Thirdly, be firm. (This is a bit of the pot calling the kettle black here but…). In Year 7, establish good practices such as:

  • No mobile phones or television while doing homework.
  • If computers must be used, try using software that only allows access to certain sites.
  • The child needs to show you their homework before and after it is finished. This might seem like you don’t trust them but you would not believe the number of parents who report their children stating that they have no homework when in fact they do, or that they have finished when in fact they were “surfing” the whole time.

How long should students be spending on homework?

Year Times per week All subjects homework
per night
Maths homework
per night
Total homework for a week Total Maths homework for a week
7 4 30 minutes 10 minutes 2 hours 40 minutes
8 4 45 minutes 15 minutes 3 hours 60 minutes
9 4-5 1-1 ½ hours 20 minutes 4 to 7 ½ hours 80 to 100 minutes
10 5 1 ½ to 2 hours 20 to 30 minutes 7 ½ to 10 hours 100 to 150 minutes
11 5-6 2 to 3 hours 30 to 60 minutes 10 to 18 hours 150 min to 6 hours
12 5-6 3 to 4 hours 30 to 75 minutes 18 to 24 hours 150 min to 7 ½ hours

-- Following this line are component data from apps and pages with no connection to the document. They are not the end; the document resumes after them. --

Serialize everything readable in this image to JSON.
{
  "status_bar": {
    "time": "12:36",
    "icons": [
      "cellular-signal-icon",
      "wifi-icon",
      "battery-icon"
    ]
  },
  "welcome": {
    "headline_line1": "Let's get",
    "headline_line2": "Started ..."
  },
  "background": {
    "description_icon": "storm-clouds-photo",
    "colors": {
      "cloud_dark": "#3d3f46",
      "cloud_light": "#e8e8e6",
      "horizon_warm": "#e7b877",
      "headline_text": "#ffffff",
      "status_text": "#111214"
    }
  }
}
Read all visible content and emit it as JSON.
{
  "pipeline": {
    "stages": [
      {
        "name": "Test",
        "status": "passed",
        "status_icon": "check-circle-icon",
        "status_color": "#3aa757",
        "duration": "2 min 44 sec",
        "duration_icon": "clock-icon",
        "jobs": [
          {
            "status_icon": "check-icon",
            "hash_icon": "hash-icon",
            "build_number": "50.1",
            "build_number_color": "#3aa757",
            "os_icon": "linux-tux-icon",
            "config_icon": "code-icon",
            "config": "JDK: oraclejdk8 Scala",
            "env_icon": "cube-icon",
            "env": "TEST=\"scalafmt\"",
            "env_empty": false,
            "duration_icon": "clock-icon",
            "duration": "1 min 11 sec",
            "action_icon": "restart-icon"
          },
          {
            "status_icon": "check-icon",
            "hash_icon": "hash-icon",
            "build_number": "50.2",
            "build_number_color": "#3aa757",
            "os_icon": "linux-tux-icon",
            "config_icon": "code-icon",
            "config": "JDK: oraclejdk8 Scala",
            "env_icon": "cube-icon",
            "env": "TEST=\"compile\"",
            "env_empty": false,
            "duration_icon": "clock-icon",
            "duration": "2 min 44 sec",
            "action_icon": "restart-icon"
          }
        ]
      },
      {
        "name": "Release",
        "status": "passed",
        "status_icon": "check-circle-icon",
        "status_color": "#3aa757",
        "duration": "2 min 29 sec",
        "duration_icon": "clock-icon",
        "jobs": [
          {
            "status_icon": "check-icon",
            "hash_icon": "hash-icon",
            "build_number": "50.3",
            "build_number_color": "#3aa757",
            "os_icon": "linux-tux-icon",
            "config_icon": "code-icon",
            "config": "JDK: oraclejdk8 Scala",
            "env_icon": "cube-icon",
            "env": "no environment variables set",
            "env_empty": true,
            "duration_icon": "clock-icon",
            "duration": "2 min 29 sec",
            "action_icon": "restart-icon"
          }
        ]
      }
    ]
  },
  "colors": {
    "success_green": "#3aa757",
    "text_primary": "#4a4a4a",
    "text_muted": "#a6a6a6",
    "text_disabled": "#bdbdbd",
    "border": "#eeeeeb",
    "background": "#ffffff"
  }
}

Notes: The times listed above are a guide only. Factors that will influence the amount of time are efficiency, personal goals and academic preferences, and in senior years, the type of package (the times above relate mainly to tertiary packages – requiring an ATAR to enter university).

Finishing homework is as important as starting.

When homework time is finished, help your child to check the next day’s classes and ensure they have packed everything they need. Teach them the routine of checking their equipment (textbooks, exercise books, pencil case, calculator etc). This will help to ensure that their learning at school is also productive.

Wrap up

Year 7 is the best time to start getting homework routines going but it is not too late even in Year 12. I am not saying it will be easy but with the guidelines above, at least you have a starting point.

Do you have any questions? Email them to admin@missenlinks.com.au

Next time: Helping students establish homework routines for Maths.

NEXT NEXT TIME

Why is homework necessary for effective learning in Mathematics? It may be up to 4 or more days between lessons. Drop off occurs so that by the time they return to the classroom, there is nothing left in the short term memory and if there has been no practice, then there is nothing in long term memory either. We are effectively starting from scratch. The more practice, the deeper into long term memory the learning goes.